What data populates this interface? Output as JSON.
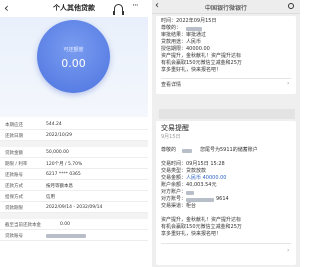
{
  "left": {
    "back_glyph": "‹",
    "title": "个人其他贷款",
    "more_glyph": "···",
    "circle_label": "可还额度",
    "circle_value": "0.00",
    "rows": [
      {
        "label": "本期应还",
        "value": "544.24"
      },
      {
        "label": "还款日期",
        "value": "2022/10/29"
      },
      {
        "label": "贷款金额",
        "value": "50,000.00"
      },
      {
        "label": "期限 / 利率",
        "value": "120个月 / 5.70%"
      },
      {
        "label": "还款账号",
        "value": "6217 **** 0365"
      },
      {
        "label": "还款方式",
        "value": "按月等额本息"
      },
      {
        "label": "担保方式",
        "value": "信用"
      },
      {
        "label": "贷款期限",
        "value": "2022/09/14 - 2032/09/14"
      },
      {
        "label": "截至当前还款本金",
        "value": "0.00"
      },
      {
        "label": "贷款账号",
        "value": ""
      }
    ]
  },
  "right": {
    "back_glyph": "‹",
    "title": "中国银行微银行",
    "card1": {
      "time": "时间：2022年09月15日",
      "lines": [
        "尊敬的：",
        "审批结果：审批通过",
        "贷款用途：人民币",
        "授信期限：40000.00"
      ],
      "notice1": "资产提升，金秋献礼！资产提升达标",
      "notice2": "有机会赢取150元微信立减金和25万",
      "notice3": "享多重好礼，快来报名吧！"
    },
    "link_label": "查看详情",
    "card2": {
      "title": "交易提醒",
      "date": "9月15日",
      "greeting": "尊敬的",
      "acct": "您尾号为5911的储蓄账户",
      "trade_time": "交易时间：09月15日 15:28",
      "trade_type": "交易类型：贷款放款",
      "trade_amount_prefix": "交易金额：",
      "trade_amount": "人民币 40000.00",
      "balance_prefix": "账户余额：",
      "balance": "40,003.54元",
      "payer": "对方账户：",
      "payer_acct": "对方账号：",
      "payer_acct_tail": "9614",
      "channel": "交易渠道：柜台",
      "notice1": "资产提升，金秋献礼！资产提升达标",
      "notice2": "有机会赢取150元微信立减金和25万",
      "notice3": "享多重好礼，快来报名吧！"
    }
  }
}
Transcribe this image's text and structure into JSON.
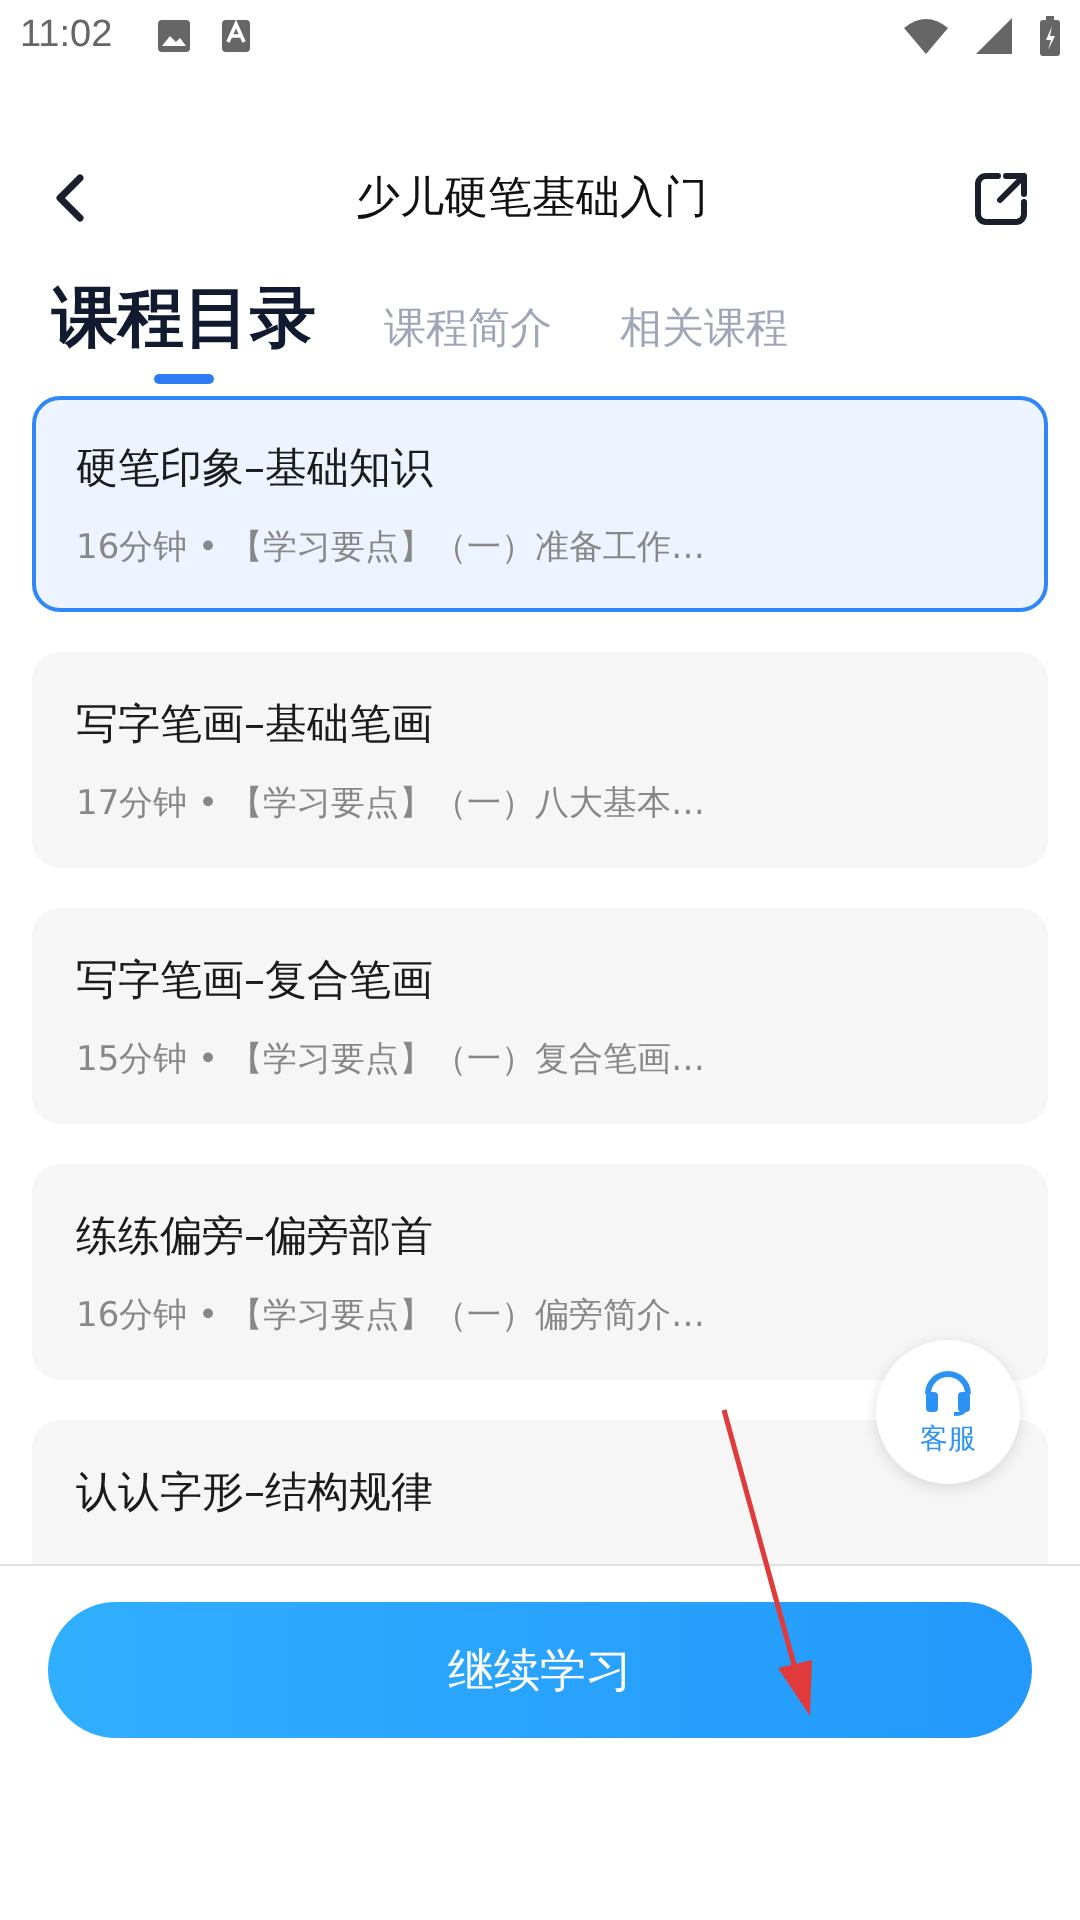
{
  "status_bar": {
    "time": "11:02"
  },
  "header": {
    "title": "少儿硬笔基础入门"
  },
  "tabs": [
    {
      "label": "课程目录",
      "selected": true
    },
    {
      "label": "课程简介",
      "selected": false
    },
    {
      "label": "相关课程",
      "selected": false
    }
  ],
  "lessons": [
    {
      "title": "硬笔印象–基础知识",
      "meta": "16分钟 • 【学习要点】（一）准备工作…",
      "selected": true
    },
    {
      "title": "写字笔画–基础笔画",
      "meta": "17分钟 • 【学习要点】（一）八大基本…",
      "selected": false
    },
    {
      "title": "写字笔画–复合笔画",
      "meta": "15分钟 • 【学习要点】（一）复合笔画…",
      "selected": false
    },
    {
      "title": "练练偏旁–偏旁部首",
      "meta": "16分钟 • 【学习要点】（一）偏旁简介…",
      "selected": false
    },
    {
      "title": "认认字形–结构规律",
      "selected": false
    }
  ],
  "support_button": {
    "label": "客服"
  },
  "continue_button": {
    "label": "继续学习"
  }
}
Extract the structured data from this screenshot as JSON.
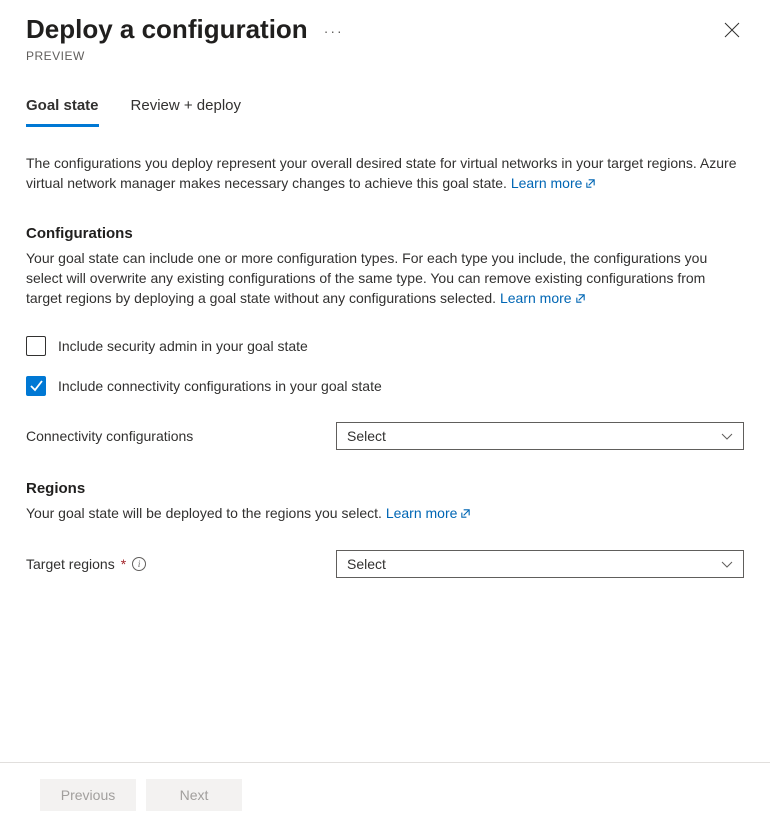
{
  "header": {
    "title": "Deploy a configuration",
    "badge": "PREVIEW"
  },
  "tabs": [
    {
      "label": "Goal state",
      "active": true
    },
    {
      "label": "Review + deploy",
      "active": false
    }
  ],
  "intro": {
    "text": "The configurations you deploy represent your overall desired state for virtual networks in your target regions. Azure virtual network manager makes necessary changes to achieve this goal state.",
    "link": "Learn more"
  },
  "configurations": {
    "title": "Configurations",
    "desc": "Your goal state can include one or more configuration types. For each type you include, the configurations you select will overwrite any existing configurations of the same type. You can remove existing configurations from target regions by deploying a goal state without any configurations selected.",
    "link": "Learn more",
    "checkboxes": {
      "security": {
        "label": "Include security admin in your goal state",
        "checked": false
      },
      "connectivity": {
        "label": "Include connectivity configurations in your goal state",
        "checked": true
      }
    },
    "connectivity_field": {
      "label": "Connectivity configurations",
      "placeholder": "Select"
    }
  },
  "regions": {
    "title": "Regions",
    "desc": "Your goal state will be deployed to the regions you select.",
    "link": "Learn more",
    "target_field": {
      "label": "Target regions",
      "required": true,
      "placeholder": "Select"
    }
  },
  "footer": {
    "previous": "Previous",
    "next": "Next"
  }
}
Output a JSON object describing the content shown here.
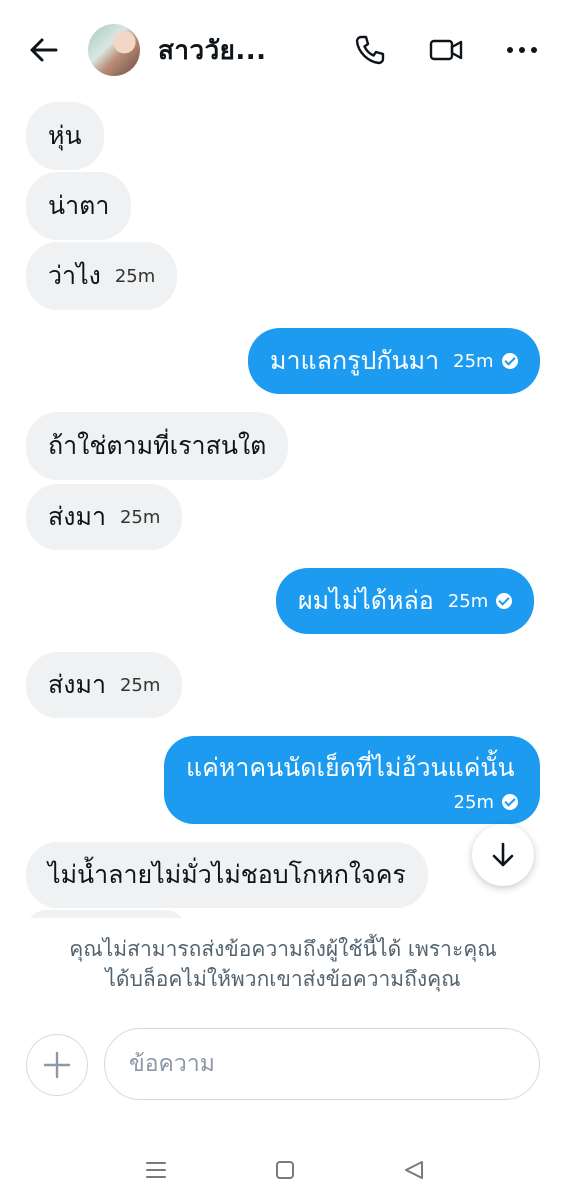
{
  "header": {
    "title": "สาววัย...",
    "icons": [
      "back-arrow-icon",
      "avatar",
      "phone-icon",
      "video-icon",
      "more-icon"
    ]
  },
  "messages": [
    {
      "dir": "in",
      "text": "หุ่น",
      "time": ""
    },
    {
      "dir": "in",
      "text": "น่าตา",
      "time": ""
    },
    {
      "dir": "in",
      "text": "ว่าไง",
      "time": "25m"
    },
    {
      "dir": "out",
      "text": "มาแลกรูปกันมา",
      "time": "25m"
    },
    {
      "dir": "in",
      "text": "ถ้าใช่ตามที่เราสนใต",
      "time": ""
    },
    {
      "dir": "in",
      "text": "ส่งมา",
      "time": "25m"
    },
    {
      "dir": "out",
      "text": "ผมไม่ได้หล่อ",
      "time": "25m"
    },
    {
      "dir": "in",
      "text": "ส่งมา",
      "time": "25m"
    },
    {
      "dir": "out",
      "text": "แค่หาคนนัดเย็ดที่ไม่อ้วนแค่นั้น",
      "time": "25m"
    },
    {
      "dir": "in",
      "text": "ไม่น้ำลายไม่มั่วไม่ชอบโกหกใจคร",
      "time": ""
    }
  ],
  "notice": {
    "line1": "คุณไม่สามารถส่งข้อความถึงผู้ใช้นี้ได้ เพราะคุณ",
    "line2": "ได้บล็อคไม่ให้พวกเขาส่งข้อความถึงคุณ"
  },
  "composer": {
    "placeholder": "ข้อความ"
  },
  "colors": {
    "outgoing_bubble": "#1d9bf0",
    "incoming_bubble": "#eff1f2",
    "notice_text": "#536471"
  }
}
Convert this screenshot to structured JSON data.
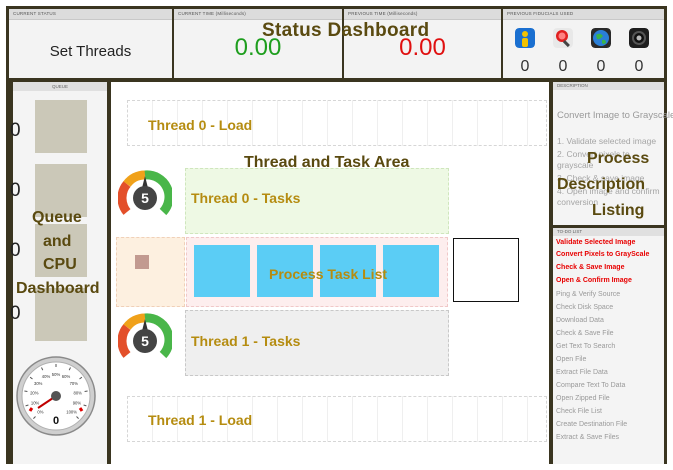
{
  "status": {
    "headers": {
      "current_status": "CURRENT STATUS",
      "current_time": "CURRENT TIME (Milliseconds)",
      "previous_time": "PREVIOUS TIME (Milliseconds)",
      "previous_fiducials": "PREVIOUS FIDUCIALS USED"
    },
    "set_threads_label": "Set Threads",
    "current_time_value": "0.00",
    "previous_time_value": "0.00",
    "fiducial_counts": [
      "0",
      "0",
      "0",
      "0"
    ],
    "fiducial_icons": [
      "person-icon",
      "magnifier-icon",
      "globe-icon",
      "camera-icon"
    ]
  },
  "overlays": {
    "status_dashboard": "Status Dashboard",
    "thread_task_area": "Thread and Task Area",
    "queue_cpu": [
      "Queue",
      "and",
      "CPU",
      "Dashboard"
    ],
    "process_description": [
      "Process",
      "Description",
      "Listing"
    ]
  },
  "queue": {
    "header": "QUEUE",
    "counts": [
      "0",
      "0",
      "0",
      "0"
    ]
  },
  "cpu_speedometer": {
    "value": "0",
    "scale_labels": [
      "0%",
      "10%",
      "20%",
      "30%",
      "40%",
      "50%",
      "60%",
      "70%",
      "80%",
      "90%",
      "100%"
    ]
  },
  "threads": {
    "thread0_load": "Thread 0 - Load",
    "thread0_tasks": "Thread 0 - Tasks",
    "thread1_tasks": "Thread 1 - Tasks",
    "thread1_load": "Thread 1 - Load",
    "thread0_gauge_value": "5",
    "thread1_gauge_value": "5",
    "process_task_list": "Process Task List"
  },
  "description": {
    "header": "DESCRIPTION",
    "title": "Convert Image to Grayscale:",
    "steps": [
      "1. Validate selected image",
      "2. Convert pixels to grayscale",
      "3. Check & save image",
      "4. Open image and confirm conversion"
    ]
  },
  "todo": {
    "header": "TO-DO LIST",
    "active_items": [
      "Validate Selected Image",
      "Convert Pixels to GrayScale",
      "Check & Save Image",
      "Open & Confirm Image"
    ],
    "items": [
      "Ping & Verify Source",
      "Check Disk Space",
      "Download Data",
      "Check & Save File",
      "Get Text To Search",
      "Open File",
      "Extract File Data",
      "Compare Text To Data",
      "Open Zipped File",
      "Check File List",
      "Create Destination File",
      "Extract & Save Files"
    ]
  },
  "colors": {
    "frame": "#3a3520",
    "overlay_text": "#5a4a10",
    "lane_label": "#b58c10",
    "task_blue": "#5bcdf5",
    "todo_active": "#e80000",
    "value_green": "#1e9e1e",
    "value_red": "#e01010"
  }
}
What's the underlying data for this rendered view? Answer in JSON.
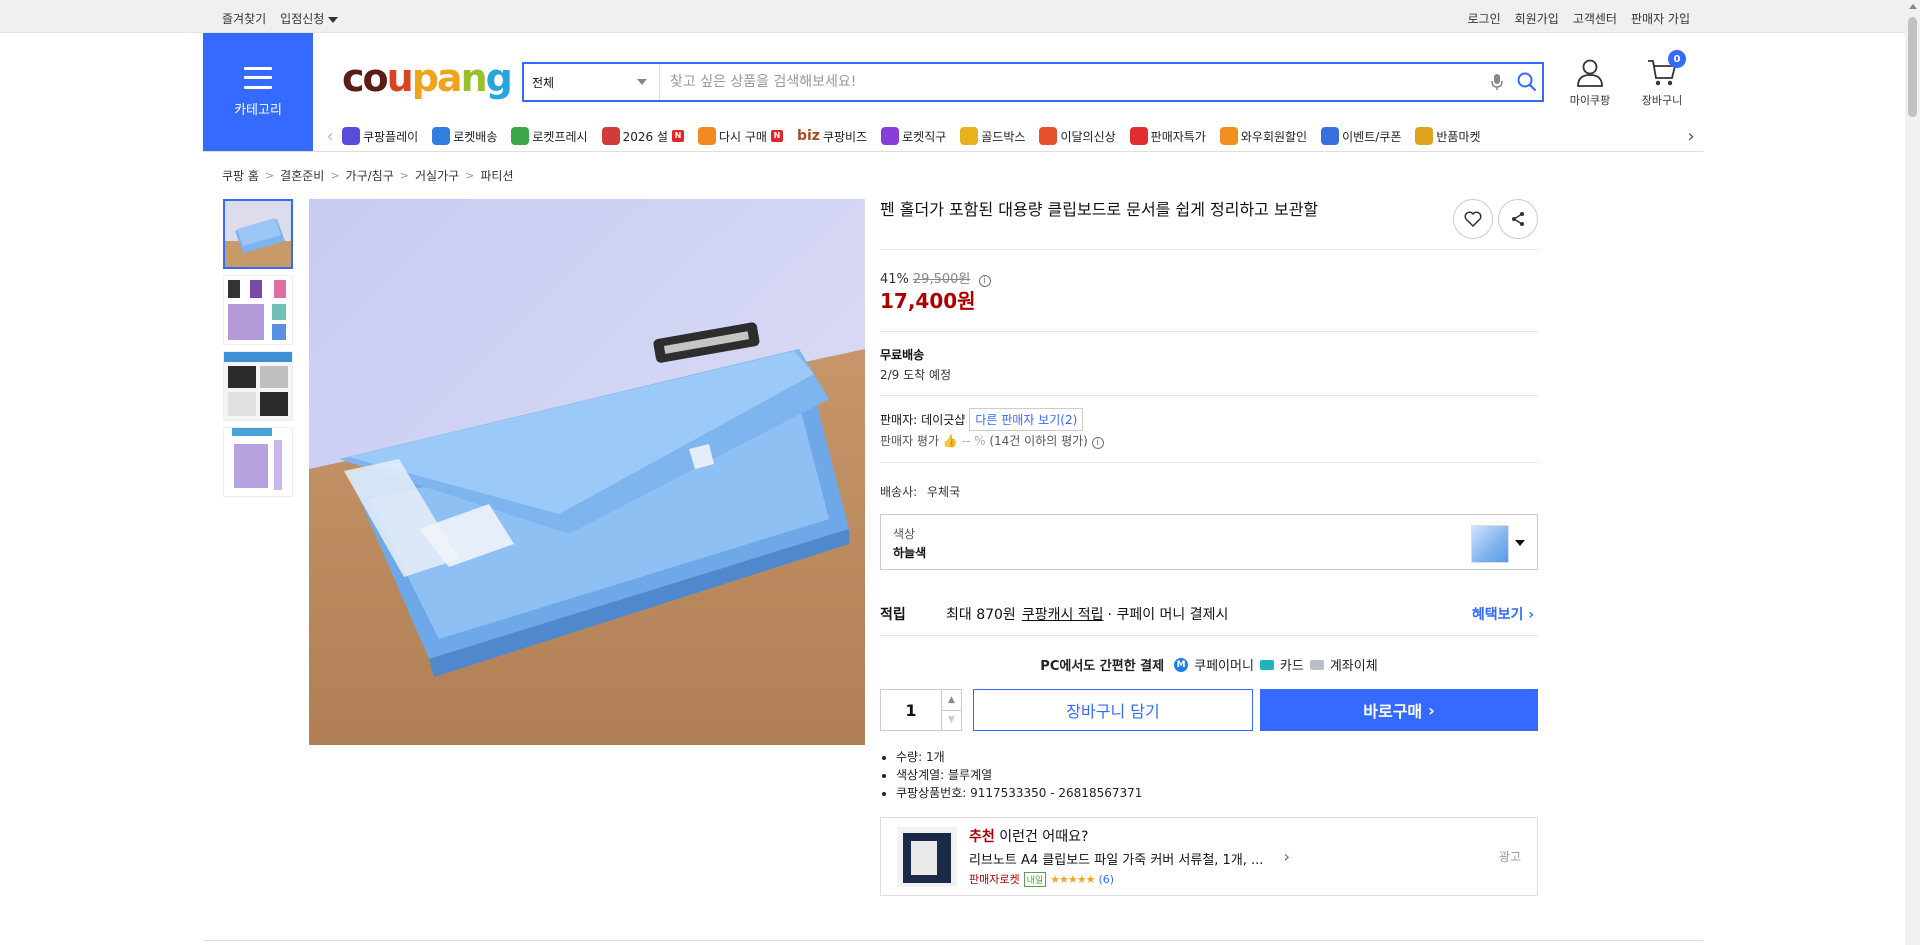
{
  "topbar": {
    "left": [
      "즐겨찾기",
      "입점신청"
    ],
    "right": [
      "로그인",
      "회원가입",
      "고객센터",
      "판매자 가입"
    ]
  },
  "header": {
    "category_label": "카테고리",
    "logo": [
      "c",
      "o",
      "u",
      "p",
      "a",
      "n",
      "g"
    ],
    "search": {
      "category": "전체",
      "placeholder": "찾고 싶은 상품을 검색해보세요!"
    },
    "mycoupang": "마이쿠팡",
    "cart": "장바구니",
    "cart_count": "0"
  },
  "services": [
    {
      "label": "쿠팡플레이",
      "color": "#5a4bdb",
      "icon": "play-icon"
    },
    {
      "label": "로켓배송",
      "color": "#2f7fe0",
      "icon": "rocket-icon"
    },
    {
      "label": "로켓프레시",
      "color": "#3aa84a",
      "icon": "fresh-rocket-icon"
    },
    {
      "label": "2026 설",
      "color": "#d03b3b",
      "icon": "gift-icon",
      "new": "N"
    },
    {
      "label": "다시 구매",
      "color": "#f28b1e",
      "icon": "rebuy-icon",
      "new": "N"
    },
    {
      "label": "쿠팡비즈",
      "color": "#a44d1e",
      "icon": "biz-icon",
      "prefix": "biz"
    },
    {
      "label": "로켓직구",
      "color": "#8a3ddb",
      "icon": "global-icon"
    },
    {
      "label": "골드박스",
      "color": "#e8b21f",
      "icon": "goldbox-icon"
    },
    {
      "label": "이달의신상",
      "color": "#e4512b",
      "icon": "new-product-icon"
    },
    {
      "label": "판매자특가",
      "color": "#e02e2e",
      "icon": "discount-icon"
    },
    {
      "label": "와우회원할인",
      "color": "#f08f1e",
      "icon": "wow-icon"
    },
    {
      "label": "이벤트/쿠폰",
      "color": "#3b6fe0",
      "icon": "coupon-icon"
    },
    {
      "label": "반품마켓",
      "color": "#e0a31e",
      "icon": "market-icon"
    }
  ],
  "breadcrumb": [
    "쿠팡 홈",
    "결혼준비",
    "가구/침구",
    "거실가구",
    "파티션"
  ],
  "product": {
    "title": "펜 홀더가 포함된 대용량 클립보드로 문서를 쉽게 정리하고 보관할",
    "discount": "41%",
    "original_price": "29,500원",
    "price": "17,400원",
    "shipping_title": "무료배송",
    "arrival": "2/9 도착 예정",
    "seller_label": "판매자:",
    "seller": "데이긋샵",
    "other_sellers": "다른 판매자 보기",
    "other_count": "(2)",
    "rating_label": "판매자 평가",
    "rating_value": "-- %",
    "rating_note": "(14건 이하의 평가)",
    "carrier_label": "배송사:",
    "carrier": "우체국",
    "option_label": "색상",
    "option_value": "하늘색",
    "reward_key": "적립",
    "reward_text": "최대 870원",
    "reward_link": "쿠팡캐시 적립",
    "reward_suffix": "· 쿠페이 머니 결제시",
    "reward_more": "혜택보기",
    "pay_title": "PC에서도 간편한 결제",
    "pay_methods": [
      "쿠페이머니",
      "카드",
      "계좌이체"
    ],
    "quantity": "1",
    "cart_button": "장바구니 담기",
    "buy_button": "바로구매",
    "specs": [
      "수량: 1개",
      "색상계열: 블루계열",
      "쿠팡상품번호: 9117533350 - 26818567371"
    ]
  },
  "recommend": {
    "highlight": "추천",
    "title": "이런건 어때요?",
    "item": "리브노트 A4 클립보드 파일 가죽 커버 서류철, 1개, ...",
    "badge": "판매자로켓",
    "badge_day": "내일",
    "stars": "★★★★★",
    "count": "(6)",
    "ad": "광고"
  }
}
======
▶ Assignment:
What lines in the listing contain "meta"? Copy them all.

▶ Response area:
      "meta": "16分钟 • 【学习要点】（一）准备工作…",
      "meta": "17分钟 • 【学习要点】（一）八大基本…",
      "meta": "15分钟 • 【学习要点】（一）复合笔画…",
      "meta": "16分钟 • 【学习要点】（一）偏旁简介…",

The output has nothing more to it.